Is a Farmers’ Market a Good Fit for your Community?

Farmers’ markets are incredible community resources. They have proven their ability to bring communities together and provide access to fresh and healthy foods in places neglected by others and to be catalysts of community improvement. But they are not right for every community and have not always been successful at building themselves into sustainable markets for local food access. While it may seem strange to devote space in a guide about how to start a farmers’ market to a list of reasons not to start a farmers’ market, it is important to consider some of the reasons why a farmers’ market may not be a good fit for every community.

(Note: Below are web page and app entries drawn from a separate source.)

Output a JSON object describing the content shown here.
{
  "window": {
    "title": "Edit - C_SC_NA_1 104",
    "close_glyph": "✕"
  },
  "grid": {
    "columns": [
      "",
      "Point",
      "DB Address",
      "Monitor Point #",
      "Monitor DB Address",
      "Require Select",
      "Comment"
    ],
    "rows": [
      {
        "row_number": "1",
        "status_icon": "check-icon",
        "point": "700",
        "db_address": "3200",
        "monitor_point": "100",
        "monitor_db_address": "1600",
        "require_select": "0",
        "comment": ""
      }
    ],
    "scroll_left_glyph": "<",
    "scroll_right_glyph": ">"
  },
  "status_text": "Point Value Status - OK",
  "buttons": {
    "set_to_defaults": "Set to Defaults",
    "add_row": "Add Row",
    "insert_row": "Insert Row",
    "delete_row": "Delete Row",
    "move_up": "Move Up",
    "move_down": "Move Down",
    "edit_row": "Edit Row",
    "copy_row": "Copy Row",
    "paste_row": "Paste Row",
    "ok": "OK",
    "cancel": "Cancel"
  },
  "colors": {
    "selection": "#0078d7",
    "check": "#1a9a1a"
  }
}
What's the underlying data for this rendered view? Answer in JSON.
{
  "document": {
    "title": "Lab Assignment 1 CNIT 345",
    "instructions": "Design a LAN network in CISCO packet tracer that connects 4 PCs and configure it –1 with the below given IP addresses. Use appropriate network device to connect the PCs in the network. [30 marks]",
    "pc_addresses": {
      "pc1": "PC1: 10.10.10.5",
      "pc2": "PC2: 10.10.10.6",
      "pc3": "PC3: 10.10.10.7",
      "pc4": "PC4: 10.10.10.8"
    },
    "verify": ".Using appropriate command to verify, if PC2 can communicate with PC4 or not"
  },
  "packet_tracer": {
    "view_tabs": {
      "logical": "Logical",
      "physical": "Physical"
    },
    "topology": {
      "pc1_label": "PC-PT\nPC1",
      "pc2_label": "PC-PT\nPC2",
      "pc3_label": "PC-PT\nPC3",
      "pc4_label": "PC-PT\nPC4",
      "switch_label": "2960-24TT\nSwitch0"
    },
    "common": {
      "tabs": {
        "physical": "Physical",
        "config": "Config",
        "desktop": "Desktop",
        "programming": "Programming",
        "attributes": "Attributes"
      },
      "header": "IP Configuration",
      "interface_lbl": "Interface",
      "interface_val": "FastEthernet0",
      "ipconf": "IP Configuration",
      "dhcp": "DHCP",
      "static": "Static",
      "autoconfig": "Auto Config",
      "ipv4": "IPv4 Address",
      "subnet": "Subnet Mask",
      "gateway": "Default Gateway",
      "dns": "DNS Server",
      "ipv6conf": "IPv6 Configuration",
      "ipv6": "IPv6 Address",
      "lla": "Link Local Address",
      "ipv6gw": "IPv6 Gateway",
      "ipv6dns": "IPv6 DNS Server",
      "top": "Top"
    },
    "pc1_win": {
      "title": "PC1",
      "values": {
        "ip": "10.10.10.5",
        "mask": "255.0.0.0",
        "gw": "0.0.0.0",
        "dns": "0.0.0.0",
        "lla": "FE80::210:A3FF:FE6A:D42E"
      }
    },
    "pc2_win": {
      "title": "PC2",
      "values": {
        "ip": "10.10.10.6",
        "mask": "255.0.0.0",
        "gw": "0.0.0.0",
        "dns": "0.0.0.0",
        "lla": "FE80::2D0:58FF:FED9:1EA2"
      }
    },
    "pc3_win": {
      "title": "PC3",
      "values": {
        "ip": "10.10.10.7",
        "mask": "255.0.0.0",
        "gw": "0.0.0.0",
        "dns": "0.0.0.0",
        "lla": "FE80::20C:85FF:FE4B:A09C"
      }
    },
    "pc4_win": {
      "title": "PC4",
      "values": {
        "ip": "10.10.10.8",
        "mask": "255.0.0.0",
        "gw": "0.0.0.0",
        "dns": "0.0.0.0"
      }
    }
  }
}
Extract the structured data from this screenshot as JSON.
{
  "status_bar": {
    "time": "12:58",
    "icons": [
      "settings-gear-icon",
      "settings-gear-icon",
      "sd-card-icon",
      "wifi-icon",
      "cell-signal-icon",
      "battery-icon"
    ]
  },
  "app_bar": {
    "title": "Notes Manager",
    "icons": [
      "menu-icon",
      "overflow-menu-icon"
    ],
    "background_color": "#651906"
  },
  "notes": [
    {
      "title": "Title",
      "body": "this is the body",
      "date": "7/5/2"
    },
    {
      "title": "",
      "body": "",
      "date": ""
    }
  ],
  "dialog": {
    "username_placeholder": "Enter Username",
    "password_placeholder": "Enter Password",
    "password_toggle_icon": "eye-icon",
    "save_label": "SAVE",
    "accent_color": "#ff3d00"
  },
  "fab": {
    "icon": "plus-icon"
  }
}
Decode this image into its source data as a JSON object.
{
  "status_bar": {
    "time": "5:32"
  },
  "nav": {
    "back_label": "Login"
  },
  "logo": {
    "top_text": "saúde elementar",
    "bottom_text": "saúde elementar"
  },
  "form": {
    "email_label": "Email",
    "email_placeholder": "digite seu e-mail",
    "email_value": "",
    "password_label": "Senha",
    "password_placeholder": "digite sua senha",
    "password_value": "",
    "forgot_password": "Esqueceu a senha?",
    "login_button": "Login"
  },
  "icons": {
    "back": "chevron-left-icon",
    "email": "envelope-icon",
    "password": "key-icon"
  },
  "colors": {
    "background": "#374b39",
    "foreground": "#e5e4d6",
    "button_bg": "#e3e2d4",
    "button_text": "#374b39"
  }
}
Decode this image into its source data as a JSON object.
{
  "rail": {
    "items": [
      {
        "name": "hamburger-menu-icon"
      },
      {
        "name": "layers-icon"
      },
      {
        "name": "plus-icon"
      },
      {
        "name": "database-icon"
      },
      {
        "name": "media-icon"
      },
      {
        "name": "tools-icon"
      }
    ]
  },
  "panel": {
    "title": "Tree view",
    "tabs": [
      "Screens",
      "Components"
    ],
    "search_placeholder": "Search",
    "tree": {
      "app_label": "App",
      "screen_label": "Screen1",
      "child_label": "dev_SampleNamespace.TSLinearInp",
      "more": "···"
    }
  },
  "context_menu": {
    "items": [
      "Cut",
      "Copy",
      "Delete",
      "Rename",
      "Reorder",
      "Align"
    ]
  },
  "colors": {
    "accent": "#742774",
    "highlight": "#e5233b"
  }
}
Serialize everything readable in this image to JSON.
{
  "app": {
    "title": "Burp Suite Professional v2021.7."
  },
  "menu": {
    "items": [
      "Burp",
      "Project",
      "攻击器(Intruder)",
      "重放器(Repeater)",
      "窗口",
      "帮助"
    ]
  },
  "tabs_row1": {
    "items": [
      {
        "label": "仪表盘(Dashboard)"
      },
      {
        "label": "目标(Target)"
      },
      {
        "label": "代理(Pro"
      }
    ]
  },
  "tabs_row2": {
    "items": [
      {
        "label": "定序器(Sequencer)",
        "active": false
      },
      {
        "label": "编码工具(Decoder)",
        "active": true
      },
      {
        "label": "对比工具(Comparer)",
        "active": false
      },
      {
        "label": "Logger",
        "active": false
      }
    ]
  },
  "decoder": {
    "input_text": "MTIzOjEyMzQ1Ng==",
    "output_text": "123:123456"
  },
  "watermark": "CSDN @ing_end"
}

While farmers’ markets are less expensive to launch than brick and mortar stores, the regulations which govern them also makes them less efficient to operate than other food access strategies. Under California law, farmers can only sell products of their own farming production in a farmers’ market. That means a farmer who only grows strawberries can only sell strawberries and he or she must earn enough from the sales of strawberries at that market to make it cost effective to continue selling at that market. Before committing to a farmers’ market as a strategy, it is important to assess whether or not there will be sufficient sales to support the diversity of farmers and products that will be necessary to make the market attractive to consumers.

This limitation on who can sell also limits what consumers will find at a farmers’ market: only fruits, vegetables and nuts that are grown in California and currently in season. Consumers seeking products only grown in other places, such as bananas or pineapple, may be disappointed to not find them in their local farmers’ market, especially when those products are plentiful in mainstream supermarkets. Similarly, those accustomed to purchasing products like tomatoes or peppers throughout the year, may be disappointed to learn that those products are only available in farmers’ markets during summer months. This can be especially challenging for farmers’ markets serving immigrant communities where local stores stocking imported produce are plentiful and beloved.

Compared to mainstream grocery stores, farmers’ markets are also less convenient. While many grocery stores are open 12 to 24 hours a day, seven days a week, most farmers’ markets are only open four to six hours a day on one or two days a week.

None of these obstacles are insurmountable. Community education campaigns can teach consumers about seasonality and introduce them to new fruits and vegetables that they can incorporate into their diets when their favorites are out of season. Listening carefully to the community can find the days and times for a farmers’ market that are most convenient for the largest number of customers.  Identifying these barriers early in the planning process is essential to determining if a farmers’ market is the right strategy and what will need to be done to maximize the chances of success for the market.

Survey Your Community

If you are targeting a specific audience as potential farmers’ market shoppers, you may be able to conduct surveys of them to estimate the potential customer base for your farmers’ market. Some of the information that could be important to collect includes how often potential customers currently shop at farmers’ markets, how much they spend on fruits and vegetables in a typical week, the extent to which they are food insecure, how interested they are in shopping a farmers’ market, the days and times that would be most convenient for them to shop and whether or not they rely on public assistance such as CalFresh or WIC to make food purchases. Sample questions can be found in Appendix A.

A Guide to Opening Small Farmers' Markets in San Jose, California